According to the National Renewable Energy Laboratory (NREL), North Carolina has one of the strongest electricity markets in the country for plug-in electric vehicles (PEVs).
Read the full article here!
"Geography of Existing and Potential Alternative Fuel Markets in the United States" report here!
CCFC will be awarding a stakeholder organization that has best demonstrated leadership and excellence in clean transportation and fuel activities through the Region of Excellence Award. The awardee will have recognized the environmental, economic and national security benefits of reducing consumption of fossil fuels while implementing programs and initiatives to lower their use of traditional transportation fuels. These activities include but are not limited to:
- purchasing alternative fuel and/or fuel efficient vehicles
- using alternative fuels in their fleet
- implementing idle reduction policies
- improving fleet fuel economy
- partnering with fuel providers to expand alternative fuel availability
- generally supporting and participating in current Centralina Clean Fuels Coalition/Clean Cities programs and priorities, etc.
Please find additional information and the application form here.
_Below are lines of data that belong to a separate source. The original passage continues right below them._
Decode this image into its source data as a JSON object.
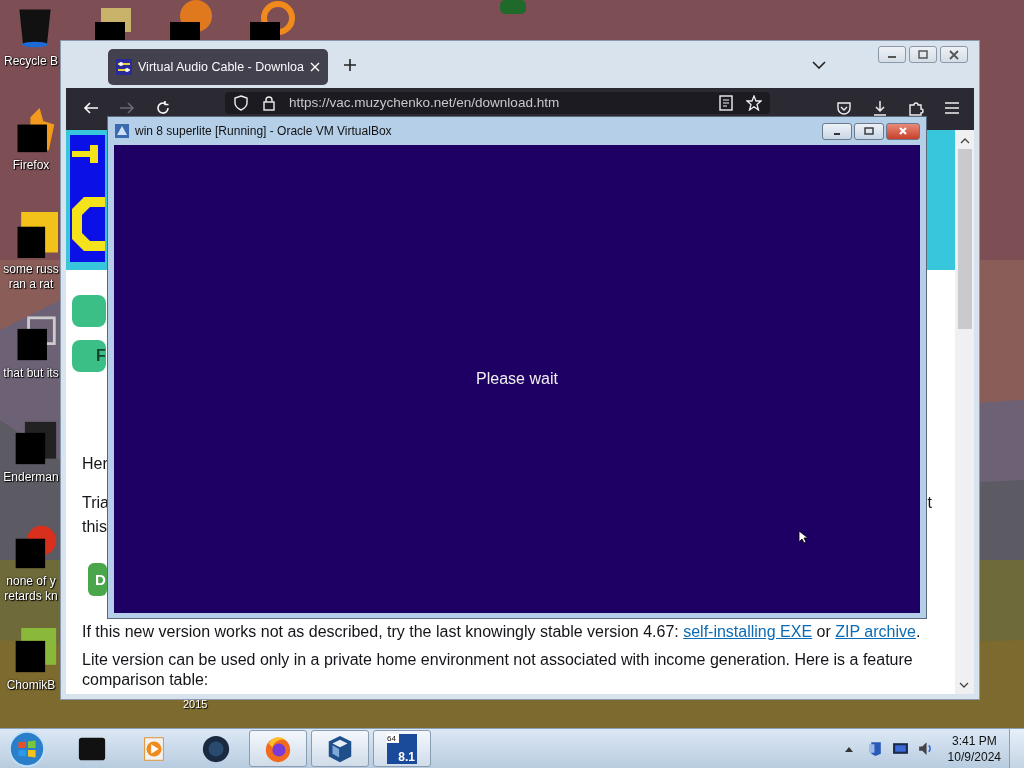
{
  "desktop": {
    "icons": [
      {
        "kind": "bin",
        "label": "Recycle B"
      },
      {
        "kind": "flame",
        "label": "Firefox"
      },
      {
        "kind": "yellow",
        "label": "some russ\nran a rat"
      },
      {
        "kind": "stack",
        "label": "that but its"
      },
      {
        "kind": "doc",
        "label": "Enderman"
      },
      {
        "kind": "red",
        "label": "none of y\nretards kn"
      },
      {
        "kind": "hamster",
        "label": "ChomikB"
      }
    ],
    "top_icons": [
      {
        "kind": "folder"
      },
      {
        "kind": "orange"
      },
      {
        "kind": "ring"
      }
    ],
    "caption": "2015"
  },
  "browser": {
    "tabs": [
      {
        "title": "Virtual Audio Cable - Downloa",
        "selected": true
      }
    ],
    "nav": [
      {
        "kind": "back",
        "disabled": false
      },
      {
        "kind": "forward",
        "disabled": true
      },
      {
        "kind": "reload",
        "disabled": false
      }
    ],
    "url": "https://vac.muzychenko.net/en/download.htm",
    "page": {
      "blocks": [
        {
          "kind": "nav_button"
        },
        {
          "kind": "nav_button",
          "label": "F"
        },
        {
          "kind": "text",
          "text": "Her"
        },
        {
          "kind": "split",
          "left": "Tria",
          "right": "t"
        },
        {
          "kind": "text",
          "text": "this"
        },
        {
          "kind": "download_button",
          "label": "D"
        },
        {
          "kind": "paragraph",
          "parts": [
            {
              "text": "If this new version works not as described, try the last knowingly stable version 4.67: ",
              "link": false
            },
            {
              "text": "self-installing EXE",
              "link": true
            },
            {
              "text": " or ",
              "link": false
            },
            {
              "text": "ZIP archive",
              "link": true
            },
            {
              "text": ".",
              "link": false
            }
          ]
        },
        {
          "kind": "paragraph",
          "parts": [
            {
              "text": "Lite version can be used only in a private home environment not associated with income generation. Here is a feature comparison table:",
              "link": false
            }
          ]
        }
      ]
    }
  },
  "vm_window": {
    "title": "win 8 superlite [Running] - Oracle VM VirtualBox",
    "message": "Please wait"
  },
  "taskbar": {
    "apps": [
      {
        "kind": "black",
        "selected": false
      },
      {
        "kind": "media",
        "selected": false
      },
      {
        "kind": "globe",
        "selected": false
      },
      {
        "kind": "firefox",
        "selected": true
      },
      {
        "kind": "vbox",
        "selected": true
      },
      {
        "kind": "win8",
        "selected": true,
        "badge": "64",
        "label": "8.1"
      }
    ],
    "time": "3:41 PM",
    "date": "10/9/2024"
  }
}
The deadline for all submissions is Tuesday, April 21 2015.
What are the key terms and considerations I should remember when discussing emissions?
Answer: When discussing emissions, it is important to use the appropriate terms, know the context, and present a complete picture. The U.S. Department of Energy (DOE) has a number of tools and resources available to understand and calculate the emissions benefits of alternative fuels and vehicles (see below). But first, let’s get back to the basics.
The Core-Stakeholder meeting held this past Wednesday was a great success. CCFC would like to thank everyone that attended the meeting as well as Megan Green of the Mecklenburg County Land Use and Environmental Services Agency for her informative presentation on emerging air quality rules.